== INFORMATION GIVEN ==
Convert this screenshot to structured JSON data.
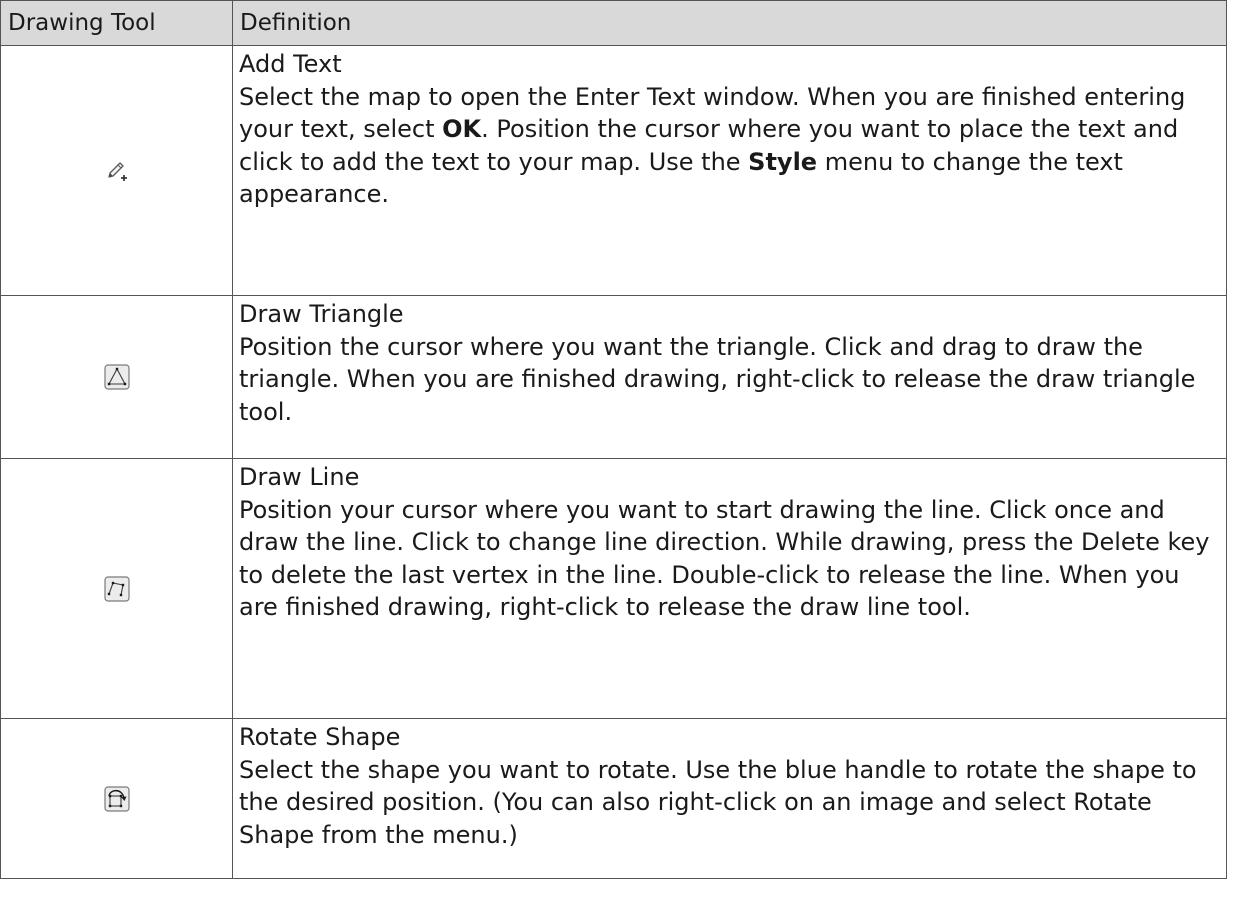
{
  "table": {
    "headers": {
      "tool": "Drawing Tool",
      "definition": "Definition"
    },
    "rows": [
      {
        "icon": "pencil-plus-icon",
        "title": "Add Text",
        "text_a": "Select the map to open the Enter Text window. When you are finished entering your text, select ",
        "term_a": "OK",
        "text_b": ". Position the cursor where you want to place the text and click to add the text to your map. Use the ",
        "term_b": "Style",
        "text_c": " menu to change the text appearance."
      },
      {
        "icon": "draw-triangle-icon",
        "title": "Draw Triangle",
        "text": "Position the cursor where you want the triangle. Click and drag to draw the triangle. When you are finished drawing, right-click to release the draw triangle tool."
      },
      {
        "icon": "draw-line-icon",
        "title": "Draw Line",
        "text": "Position your cursor where you want to start drawing the line. Click once and draw the line. Click to change line direction. While drawing, press the Delete key to delete the last vertex in the line. Double-click to release the line. When you are finished drawing, right-click to release the draw line tool."
      },
      {
        "icon": "rotate-shape-icon",
        "title": "Rotate Shape",
        "text": "Select the shape you want to rotate. Use the blue handle to rotate the shape to the desired position. (You can also right-click on an image and select Rotate Shape from the menu.)"
      }
    ]
  }
}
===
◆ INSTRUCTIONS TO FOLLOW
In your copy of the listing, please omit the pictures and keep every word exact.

◆ SOLUTION BELOW
Convert this screenshot to structured JSON data.
{
  "table": {
    "headers": {
      "tool": "Drawing Tool",
      "definition": "Definition"
    },
    "rows": [
      {
        "icon": "pencil-plus-icon",
        "title": "Add Text",
        "text_a": "Select the map to open the Enter Text window. When you are finished entering your text, select ",
        "term_a": "OK",
        "text_b": ". Position the cursor where you want to place the text and click to add the text to your map. Use the ",
        "term_b": "Style",
        "text_c": " menu to change the text appearance."
      },
      {
        "icon": "draw-triangle-icon",
        "title": "Draw Triangle",
        "text": "Position the cursor where you want the triangle. Click and drag to draw the triangle. When you are finished drawing, right-click to release the draw triangle tool."
      },
      {
        "icon": "draw-line-icon",
        "title": "Draw Line",
        "text": "Position your cursor where you want to start drawing the line. Click once and draw the line. Click to change line direction. While drawing, press the Delete key to delete the last vertex in the line. Double-click to release the line. When you are finished drawing, right-click to release the draw line tool."
      },
      {
        "icon": "rotate-shape-icon",
        "title": "Rotate Shape",
        "text": "Select the shape you want to rotate. Use the blue handle to rotate the shape to the desired position. (You can also right-click on an image and select Rotate Shape from the menu.)"
      }
    ]
  }
}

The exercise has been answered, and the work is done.